-- Exercise brief --
Only the pictures are to be left out, and the rest of the entries should be reproduced exactly.

-- Data shown --
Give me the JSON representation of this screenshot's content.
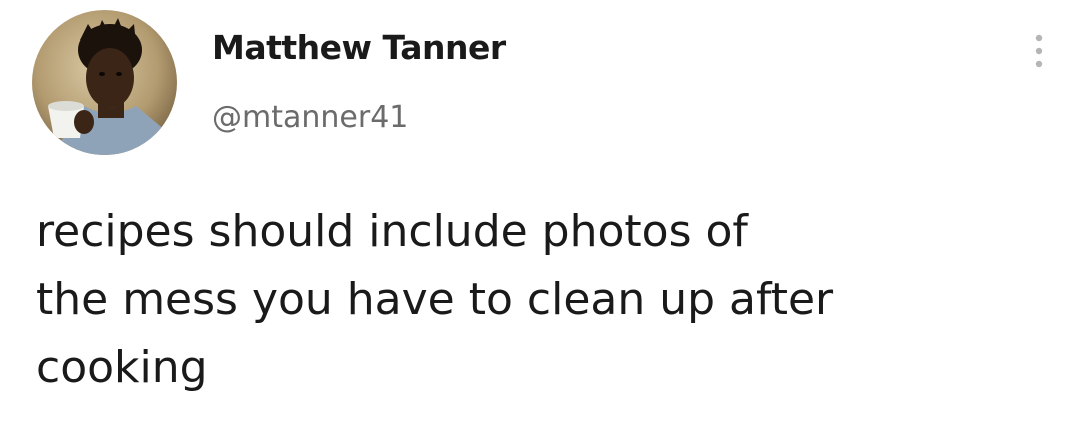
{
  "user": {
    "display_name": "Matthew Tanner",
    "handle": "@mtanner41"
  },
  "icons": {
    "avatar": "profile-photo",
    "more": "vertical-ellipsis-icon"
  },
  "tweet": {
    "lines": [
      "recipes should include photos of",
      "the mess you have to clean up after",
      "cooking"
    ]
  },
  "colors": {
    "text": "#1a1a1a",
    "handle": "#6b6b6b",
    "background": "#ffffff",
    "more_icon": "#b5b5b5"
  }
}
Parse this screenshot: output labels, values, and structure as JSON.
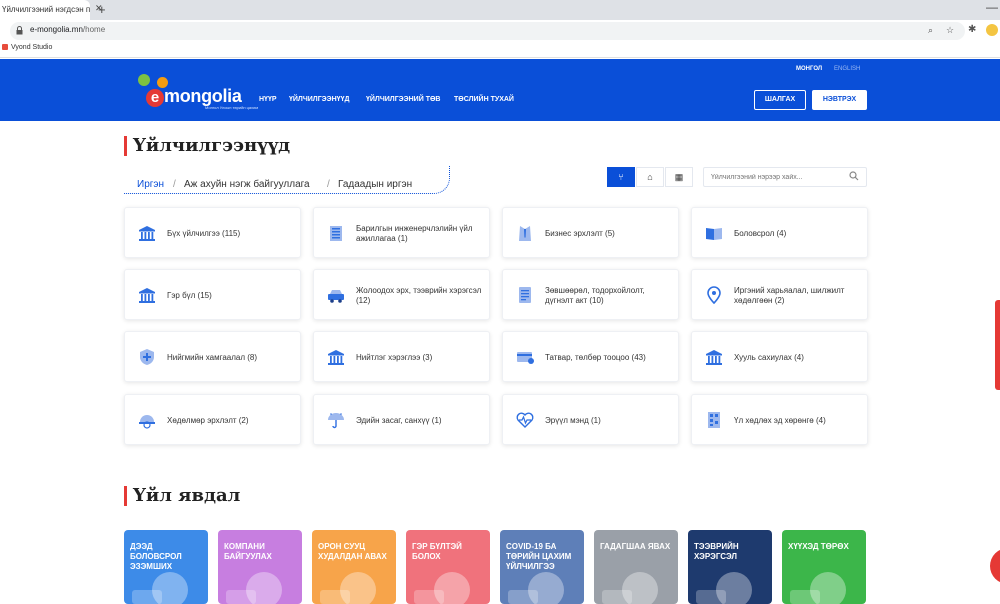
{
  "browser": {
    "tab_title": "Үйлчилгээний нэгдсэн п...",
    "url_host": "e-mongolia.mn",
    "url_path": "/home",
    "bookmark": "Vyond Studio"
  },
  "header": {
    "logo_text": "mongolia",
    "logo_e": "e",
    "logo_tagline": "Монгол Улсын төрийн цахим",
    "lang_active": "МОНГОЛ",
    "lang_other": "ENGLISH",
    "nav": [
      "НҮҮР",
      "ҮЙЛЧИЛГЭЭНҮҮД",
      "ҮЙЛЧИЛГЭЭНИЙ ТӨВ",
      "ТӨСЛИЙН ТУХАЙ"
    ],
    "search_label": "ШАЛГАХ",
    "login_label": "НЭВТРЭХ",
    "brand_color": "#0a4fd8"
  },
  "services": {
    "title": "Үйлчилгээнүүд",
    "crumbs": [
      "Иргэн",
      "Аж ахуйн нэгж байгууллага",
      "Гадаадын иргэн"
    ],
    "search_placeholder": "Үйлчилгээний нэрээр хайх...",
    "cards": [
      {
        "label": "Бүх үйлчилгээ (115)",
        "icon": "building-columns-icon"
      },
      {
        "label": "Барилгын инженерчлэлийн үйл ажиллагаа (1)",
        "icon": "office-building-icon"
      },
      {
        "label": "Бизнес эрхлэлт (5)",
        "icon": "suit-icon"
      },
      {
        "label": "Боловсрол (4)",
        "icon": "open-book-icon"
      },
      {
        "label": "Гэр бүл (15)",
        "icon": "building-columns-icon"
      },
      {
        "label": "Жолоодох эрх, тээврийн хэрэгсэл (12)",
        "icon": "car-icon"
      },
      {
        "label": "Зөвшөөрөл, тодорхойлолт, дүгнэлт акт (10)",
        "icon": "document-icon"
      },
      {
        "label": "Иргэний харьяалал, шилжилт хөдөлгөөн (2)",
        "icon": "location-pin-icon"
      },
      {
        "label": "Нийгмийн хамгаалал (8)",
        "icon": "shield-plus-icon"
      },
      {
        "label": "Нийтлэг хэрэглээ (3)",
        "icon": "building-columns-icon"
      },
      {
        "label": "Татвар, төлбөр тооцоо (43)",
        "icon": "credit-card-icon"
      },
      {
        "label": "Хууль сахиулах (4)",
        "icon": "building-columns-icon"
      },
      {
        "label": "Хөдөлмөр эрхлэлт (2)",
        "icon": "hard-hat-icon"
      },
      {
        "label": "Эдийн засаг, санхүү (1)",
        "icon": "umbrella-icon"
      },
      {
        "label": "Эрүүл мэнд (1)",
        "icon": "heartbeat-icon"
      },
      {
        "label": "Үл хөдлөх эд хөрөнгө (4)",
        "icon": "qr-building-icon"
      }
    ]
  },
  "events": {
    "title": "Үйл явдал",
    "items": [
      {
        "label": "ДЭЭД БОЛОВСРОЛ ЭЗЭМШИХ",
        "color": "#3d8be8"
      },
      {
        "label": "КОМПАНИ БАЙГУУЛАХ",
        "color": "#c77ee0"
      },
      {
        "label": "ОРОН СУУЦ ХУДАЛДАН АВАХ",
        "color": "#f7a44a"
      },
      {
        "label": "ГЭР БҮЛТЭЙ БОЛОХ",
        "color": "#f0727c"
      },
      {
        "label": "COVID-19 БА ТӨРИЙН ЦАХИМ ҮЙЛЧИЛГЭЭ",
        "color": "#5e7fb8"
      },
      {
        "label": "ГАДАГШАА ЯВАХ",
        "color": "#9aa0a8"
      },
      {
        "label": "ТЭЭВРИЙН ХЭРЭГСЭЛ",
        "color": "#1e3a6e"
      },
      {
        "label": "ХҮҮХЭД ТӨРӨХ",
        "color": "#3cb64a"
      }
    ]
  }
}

-- Result of this task --
Give me the JSON representation of this screenshot's content.
{
  "user": {
    "display_name": "Matthew Tanner",
    "handle": "@mtanner41"
  },
  "icons": {
    "avatar": "profile-photo",
    "more": "vertical-ellipsis-icon"
  },
  "tweet": {
    "lines": [
      "recipes should include photos of",
      "the mess you have to clean up after",
      "cooking"
    ]
  },
  "colors": {
    "text": "#1a1a1a",
    "handle": "#6b6b6b",
    "background": "#ffffff",
    "more_icon": "#b5b5b5"
  }
}
Parse this screenshot: output labels, values, and structure as JSON.
{
  "browser": {
    "tab_title": "Үйлчилгээний нэгдсэн п...",
    "url_host": "e-mongolia.mn",
    "url_path": "/home",
    "bookmark": "Vyond Studio"
  },
  "header": {
    "logo_text": "mongolia",
    "logo_e": "e",
    "logo_tagline": "Монгол Улсын төрийн цахим",
    "lang_active": "МОНГОЛ",
    "lang_other": "ENGLISH",
    "nav": [
      "НҮҮР",
      "ҮЙЛЧИЛГЭЭНҮҮД",
      "ҮЙЛЧИЛГЭЭНИЙ ТӨВ",
      "ТӨСЛИЙН ТУХАЙ"
    ],
    "search_label": "ШАЛГАХ",
    "login_label": "НЭВТРЭХ",
    "brand_color": "#0a4fd8"
  },
  "services": {
    "title": "Үйлчилгээнүүд",
    "crumbs": [
      "Иргэн",
      "Аж ахуйн нэгж байгууллага",
      "Гадаадын иргэн"
    ],
    "search_placeholder": "Үйлчилгээний нэрээр хайх...",
    "cards": [
      {
        "label": "Бүх үйлчилгээ (115)",
        "icon": "building-columns-icon"
      },
      {
        "label": "Барилгын инженерчлэлийн үйл ажиллагаа (1)",
        "icon": "office-building-icon"
      },
      {
        "label": "Бизнес эрхлэлт (5)",
        "icon": "suit-icon"
      },
      {
        "label": "Боловсрол (4)",
        "icon": "open-book-icon"
      },
      {
        "label": "Гэр бүл (15)",
        "icon": "building-columns-icon"
      },
      {
        "label": "Жолоодох эрх, тээврийн хэрэгсэл (12)",
        "icon": "car-icon"
      },
      {
        "label": "Зөвшөөрөл, тодорхойлолт, дүгнэлт акт (10)",
        "icon": "document-icon"
      },
      {
        "label": "Иргэний харьяалал, шилжилт хөдөлгөөн (2)",
        "icon": "location-pin-icon"
      },
      {
        "label": "Нийгмийн хамгаалал (8)",
        "icon": "shield-plus-icon"
      },
      {
        "label": "Нийтлэг хэрэглээ (3)",
        "icon": "building-columns-icon"
      },
      {
        "label": "Татвар, төлбөр тооцоо (43)",
        "icon": "credit-card-icon"
      },
      {
        "label": "Хууль сахиулах (4)",
        "icon": "building-columns-icon"
      },
      {
        "label": "Хөдөлмөр эрхлэлт (2)",
        "icon": "hard-hat-icon"
      },
      {
        "label": "Эдийн засаг, санхүү (1)",
        "icon": "umbrella-icon"
      },
      {
        "label": "Эрүүл мэнд (1)",
        "icon": "heartbeat-icon"
      },
      {
        "label": "Үл хөдлөх эд хөрөнгө (4)",
        "icon": "qr-building-icon"
      }
    ]
  },
  "events": {
    "title": "Үйл явдал",
    "items": [
      {
        "label": "ДЭЭД БОЛОВСРОЛ ЭЗЭМШИХ",
        "color": "#3d8be8"
      },
      {
        "label": "КОМПАНИ БАЙГУУЛАХ",
        "color": "#c77ee0"
      },
      {
        "label": "ОРОН СУУЦ ХУДАЛДАН АВАХ",
        "color": "#f7a44a"
      },
      {
        "label": "ГЭР БҮЛТЭЙ БОЛОХ",
        "color": "#f0727c"
      },
      {
        "label": "COVID-19 БА ТӨРИЙН ЦАХИМ ҮЙЛЧИЛГЭЭ",
        "color": "#5e7fb8"
      },
      {
        "label": "ГАДАГШАА ЯВАХ",
        "color": "#9aa0a8"
      },
      {
        "label": "ТЭЭВРИЙН ХЭРЭГСЭЛ",
        "color": "#1e3a6e"
      },
      {
        "label": "ХҮҮХЭД ТӨРӨХ",
        "color": "#3cb64a"
      }
    ]
  }
}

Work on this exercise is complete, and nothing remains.